As a se­cu­rity ex­pert, he was one of the lead­ing ad­vo­cates of State Po­lice when in Jan­uary 2012, he is­sued a pol­icy pa­per de­mand­ing for the cre­ation of state po­lice to tackle Boko Haram and other mod­ern crimes which was ti­tled “State Po­lice: A Pol­icy Op­tion for Cur­rent In­se­cu­rity.”

Baba Marafa, as he was fondly called by most peo­ple in the state, par­tic­u­larly, in­di­vid­u­als from his lo­cal gov­ern­ment in Shinkafi, was a very gen­er­ous in­di­vid­ual. His hands and doors were al­ways open ready to help any­one in need. There is hardly a house­hold in Shinkafi that has never ben­e­fit­ted from his gen­eros­ity. I know many peo­ple were al­ways as­sured of new clothes for the an­nual Eid el Fitr cel­e­bra­tion as well as a ram for the Eid el Kabir cel­e­bra­tion.

As a young lawyer, I have never met an in­di­vid­ual as highly placed and in­flu­en­tial, yet as hum­ble and down to earth as Umaru Shinkafi. I can vividly re­call the last time I had the priv­i­lege of meet­ing with him some­time in De­cem­ber, 2015 when he re­turned from med­i­cal treat­ment in Lon­don. I was in the com­pany of the present Shinkafi Lo­cal Gov­ern­ment Chair­man, Honor­able Sani Mo­hammed Gal­adi. As soon as Umaru Shinkafi was in­formed we were in the wait­ing area to see him, he had us ush­ered into his liv­ing room where he was stand­ing wait­ing to re­ceive us. We en­gaged in a wide dis­cus­sion as well as ar­gu­ments on many is­sues of na­tional im­por­tance. It didn’t mat­ter if we op­posed his opin­ions and views, he lis­tened calmly with a smile on his face. He was nei­ther of­fended nor per­turbed by our op­po­si­tion to his views.

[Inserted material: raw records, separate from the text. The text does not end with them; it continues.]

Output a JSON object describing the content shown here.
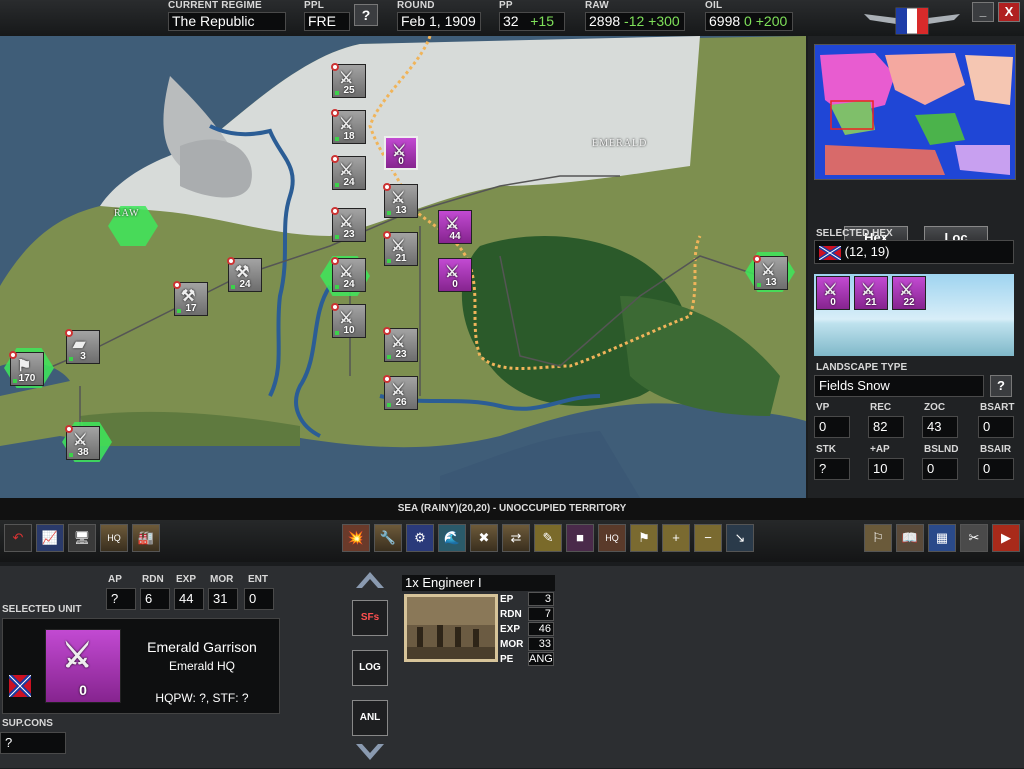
{
  "topbar": {
    "regime_label": "CURRENT REGIME",
    "regime_value": "The Republic",
    "ppl_label": "PPL",
    "ppl_value": "FRE",
    "help_label": "?",
    "round_label": "ROUND",
    "round_value": "Feb 1, 1909",
    "pp_label": "PP",
    "pp_value": "32",
    "pp_delta": "+15",
    "raw_label": "RAW",
    "raw_value": "2898",
    "raw_delta1": "-12",
    "raw_delta2": "+300",
    "oil_label": "OIL",
    "oil_value": "6998",
    "oil_delta1": "0",
    "oil_delta2": "+200",
    "minimize_label": "_",
    "close_label": "X"
  },
  "map": {
    "cities": [
      {
        "label": "RAW"
      },
      {
        "label": "EMERALD"
      }
    ],
    "units": [
      {
        "n": "25",
        "c": "grey"
      },
      {
        "n": "18",
        "c": "grey"
      },
      {
        "n": "24",
        "c": "grey"
      },
      {
        "n": "23",
        "c": "grey"
      },
      {
        "n": "24",
        "c": "grey"
      },
      {
        "n": "10",
        "c": "grey"
      },
      {
        "n": "13",
        "c": "grey"
      },
      {
        "n": "21",
        "c": "grey"
      },
      {
        "n": "23",
        "c": "grey"
      },
      {
        "n": "26",
        "c": "grey"
      },
      {
        "n": "24",
        "c": "grey"
      },
      {
        "n": "17",
        "c": "grey"
      },
      {
        "n": "3",
        "c": "grey"
      },
      {
        "n": "170",
        "c": "grey"
      },
      {
        "n": "38",
        "c": "grey"
      },
      {
        "n": "13",
        "c": "grey"
      },
      {
        "n": "0",
        "c": "purple"
      },
      {
        "n": "44",
        "c": "purple"
      },
      {
        "n": "0",
        "c": "purple"
      }
    ]
  },
  "right_panel": {
    "hex_button": "Hex",
    "loc_button": "Loc",
    "selected_hex_label": "SELECTED HEX",
    "selected_hex_value": "(12, 19)",
    "hex_units": [
      "0",
      "21",
      "22"
    ],
    "landscape_label": "LANDSCAPE TYPE",
    "landscape_value": "Fields Snow",
    "landscape_help": "?",
    "stats": [
      {
        "label": "VP",
        "value": "0"
      },
      {
        "label": "REC",
        "value": "82"
      },
      {
        "label": "ZOC",
        "value": "43"
      },
      {
        "label": "BSART",
        "value": "0"
      },
      {
        "label": "STK",
        "value": "?"
      },
      {
        "label": "+AP",
        "value": "10"
      },
      {
        "label": "BSLND",
        "value": "0"
      },
      {
        "label": "BSAIR",
        "value": "0"
      }
    ]
  },
  "status_text": "SEA (RAINY)(20,20) - UNOCCUPIED TERRITORY",
  "toolbar": {
    "left": [
      "↶",
      "📈",
      "🖥",
      "HQ",
      "🏭"
    ],
    "center": [
      "💥",
      "🔧",
      "⚙",
      "🌊",
      "✖",
      "⇄",
      "✎",
      "■",
      "HQ",
      "⚑",
      "+",
      "−",
      "↘"
    ],
    "right": [
      "⚐",
      "📖",
      "▦",
      "✂",
      "▶"
    ]
  },
  "selected_unit": {
    "header": "SELECTED UNIT",
    "fields": [
      {
        "label": "AP",
        "value": "?"
      },
      {
        "label": "RDN",
        "value": "6"
      },
      {
        "label": "EXP",
        "value": "44"
      },
      {
        "label": "MOR",
        "value": "31"
      },
      {
        "label": "ENT",
        "value": "0"
      }
    ],
    "name": "Emerald Garrison",
    "hq": "Emerald HQ",
    "hqpw": "HQPW: ?, STF: ?",
    "strength": "0",
    "supcons_label": "SUP.CONS",
    "supcons_value": "?"
  },
  "nav_buttons": {
    "sfs": "SFs",
    "log": "LOG",
    "anl": "ANL"
  },
  "sub_unit": {
    "title": "1x Engineer I",
    "rows": [
      {
        "label": "EP",
        "value": "3"
      },
      {
        "label": "RDN",
        "value": "7"
      },
      {
        "label": "EXP",
        "value": "46"
      },
      {
        "label": "MOR",
        "value": "33"
      },
      {
        "label": "PE",
        "value": "ANG"
      }
    ]
  }
}
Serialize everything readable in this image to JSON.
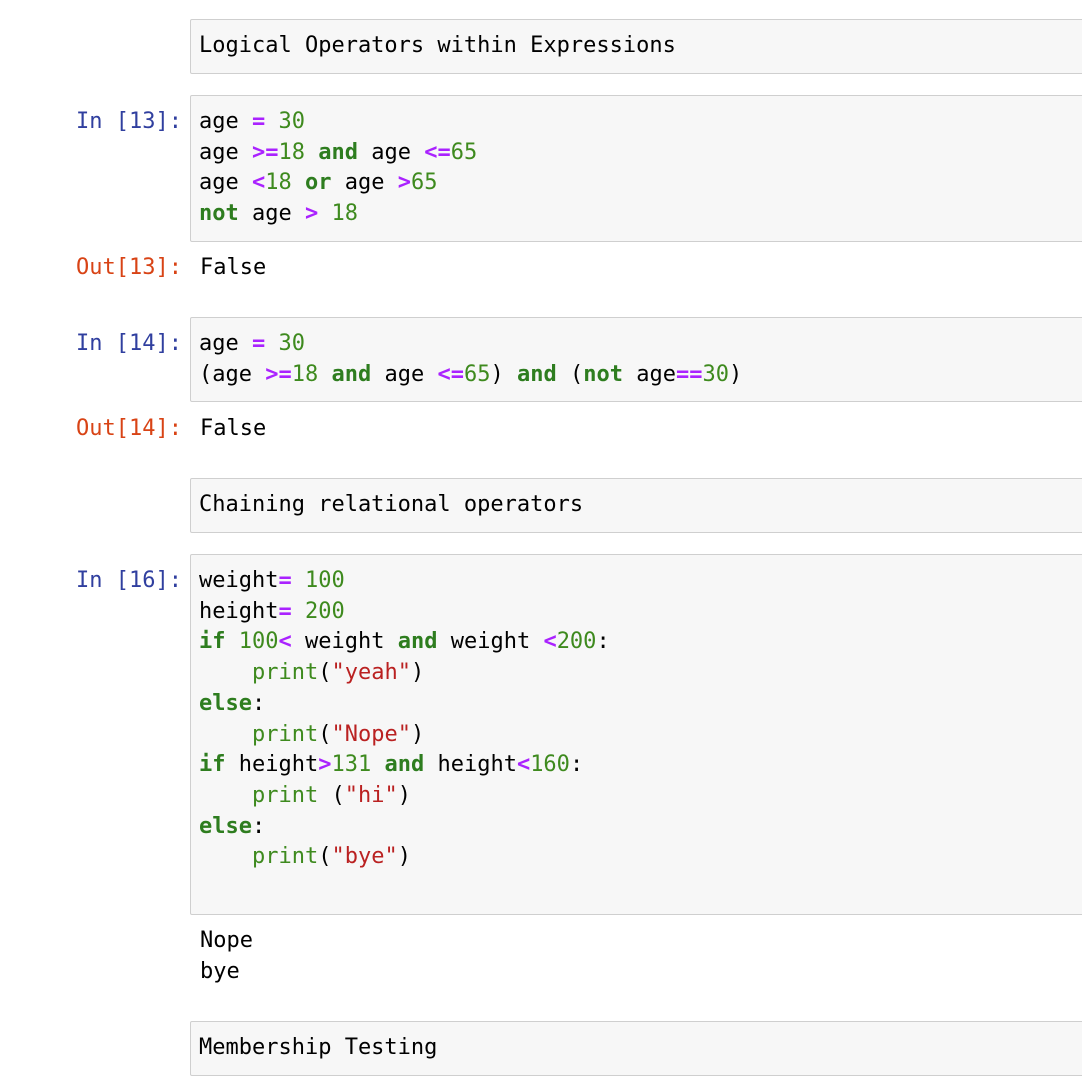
{
  "cells": {
    "md1": {
      "text": "Logical Operators within Expressions"
    },
    "c13": {
      "in_prompt": "In [13]:",
      "out_prompt": "Out[13]:",
      "output": "False",
      "tokens": [
        [
          [
            "t",
            "age "
          ],
          [
            "op",
            "="
          ],
          [
            "t",
            " "
          ],
          [
            "num",
            "30"
          ]
        ],
        [
          [
            "t",
            "age "
          ],
          [
            "op",
            ">="
          ],
          [
            "num",
            "18"
          ],
          [
            "t",
            " "
          ],
          [
            "kw",
            "and"
          ],
          [
            "t",
            " age "
          ],
          [
            "op",
            "<="
          ],
          [
            "num",
            "65"
          ]
        ],
        [
          [
            "t",
            "age "
          ],
          [
            "op",
            "<"
          ],
          [
            "num",
            "18"
          ],
          [
            "t",
            " "
          ],
          [
            "kw",
            "or"
          ],
          [
            "t",
            " age "
          ],
          [
            "op",
            ">"
          ],
          [
            "num",
            "65"
          ]
        ],
        [
          [
            "kw",
            "not"
          ],
          [
            "t",
            " age "
          ],
          [
            "op",
            ">"
          ],
          [
            "t",
            " "
          ],
          [
            "num",
            "18"
          ]
        ]
      ]
    },
    "c14": {
      "in_prompt": "In [14]:",
      "out_prompt": "Out[14]:",
      "output": "False",
      "tokens": [
        [
          [
            "t",
            "age "
          ],
          [
            "op",
            "="
          ],
          [
            "t",
            " "
          ],
          [
            "num",
            "30"
          ]
        ],
        [
          [
            "t",
            "(age "
          ],
          [
            "op",
            ">="
          ],
          [
            "num",
            "18"
          ],
          [
            "t",
            " "
          ],
          [
            "kw",
            "and"
          ],
          [
            "t",
            " age "
          ],
          [
            "op",
            "<="
          ],
          [
            "num",
            "65"
          ],
          [
            "t",
            ") "
          ],
          [
            "kw",
            "and"
          ],
          [
            "t",
            " ("
          ],
          [
            "kw",
            "not"
          ],
          [
            "t",
            " age"
          ],
          [
            "op",
            "=="
          ],
          [
            "num",
            "30"
          ],
          [
            "t",
            ")"
          ]
        ]
      ]
    },
    "md2": {
      "text": "Chaining relational operators"
    },
    "c16": {
      "in_prompt": "In [16]:",
      "output": "Nope\nbye",
      "tokens": [
        [
          [
            "t",
            "weight"
          ],
          [
            "op",
            "="
          ],
          [
            "t",
            " "
          ],
          [
            "num",
            "100"
          ]
        ],
        [
          [
            "t",
            "height"
          ],
          [
            "op",
            "="
          ],
          [
            "t",
            " "
          ],
          [
            "num",
            "200"
          ]
        ],
        [
          [
            "kw",
            "if"
          ],
          [
            "t",
            " "
          ],
          [
            "num",
            "100"
          ],
          [
            "op",
            "<"
          ],
          [
            "t",
            " weight "
          ],
          [
            "kw",
            "and"
          ],
          [
            "t",
            " weight "
          ],
          [
            "op",
            "<"
          ],
          [
            "num",
            "200"
          ],
          [
            "t",
            ":"
          ]
        ],
        [
          [
            "t",
            "    "
          ],
          [
            "bi",
            "print"
          ],
          [
            "t",
            "("
          ],
          [
            "str",
            "\"yeah\""
          ],
          [
            "t",
            ")"
          ]
        ],
        [
          [
            "kw",
            "else"
          ],
          [
            "t",
            ":"
          ]
        ],
        [
          [
            "t",
            "    "
          ],
          [
            "bi",
            "print"
          ],
          [
            "t",
            "("
          ],
          [
            "str",
            "\"Nope\""
          ],
          [
            "t",
            ")"
          ]
        ],
        [
          [
            "kw",
            "if"
          ],
          [
            "t",
            " height"
          ],
          [
            "op",
            ">"
          ],
          [
            "num",
            "131"
          ],
          [
            "t",
            " "
          ],
          [
            "kw",
            "and"
          ],
          [
            "t",
            " height"
          ],
          [
            "op",
            "<"
          ],
          [
            "num",
            "160"
          ],
          [
            "t",
            ":"
          ]
        ],
        [
          [
            "t",
            "    "
          ],
          [
            "bi",
            "print"
          ],
          [
            "t",
            " ("
          ],
          [
            "str",
            "\"hi\""
          ],
          [
            "t",
            ")"
          ]
        ],
        [
          [
            "kw",
            "else"
          ],
          [
            "t",
            ":"
          ]
        ],
        [
          [
            "t",
            "    "
          ],
          [
            "bi",
            "print"
          ],
          [
            "t",
            "("
          ],
          [
            "str",
            "\"bye\""
          ],
          [
            "t",
            ")"
          ]
        ]
      ]
    },
    "md3": {
      "text": "Membership Testing"
    }
  },
  "colors": {
    "in_prompt": "#303f9f",
    "out_prompt": "#d84315",
    "keyword": "#2e7d1f",
    "operator": "#aa22ff",
    "number": "#3e8a1e",
    "string": "#ba2121",
    "cell_bg": "#f7f7f7",
    "cell_border": "#cfcfcf"
  }
}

He is sur­vived by three wives, Ha­jiya Fa­tima Umaru Shinkafi fondly called Ha­jiya Dammu (the daugh­ter of Late Ma­gaji Lamido Shinkafi, the 9th Emir of Shinkafi) Ha­jiya Yawade Umaru Shinkafi and Ha­jiya Luba­batu Umaru Shinkafi (the daugh­ter of the late Sar­dauna of Sokoto) and five chil­dren, Ha­jiya Zainab Bagudu Shinkafi (wife of the Kebbi State Gov­er­nor), Ha­jiya Hadiza Ab­du­laziz Yari (wife of the Zam­fara State Gov­er­nor), Ha­jiya Fa­tima Umaru Shinkafi (Com­mis­sioner for Com­merce & In­dus­tries, Zam­fara State), Haf­sat Umaru Shinkafi and Ahmed Umaru Shinkafi (fondly called Sar­dauna).

Shinkafi’s de­par­ture has left a big vac­uum that is dif­fi­cult, al­most im­pos­si­ble to fill. May Al­lah grant him eter­nal rest and ad­mit him to Jan­natul Fir­daus.

Shinkafi Esq is a le­gal prac­ti­tioner and pub­lic af­fairs com­men­ta­tor (nasskf@ya­hoo. com)

Newspapers in English

Newspapers from Nigeria

© PressReader. All rights reserved.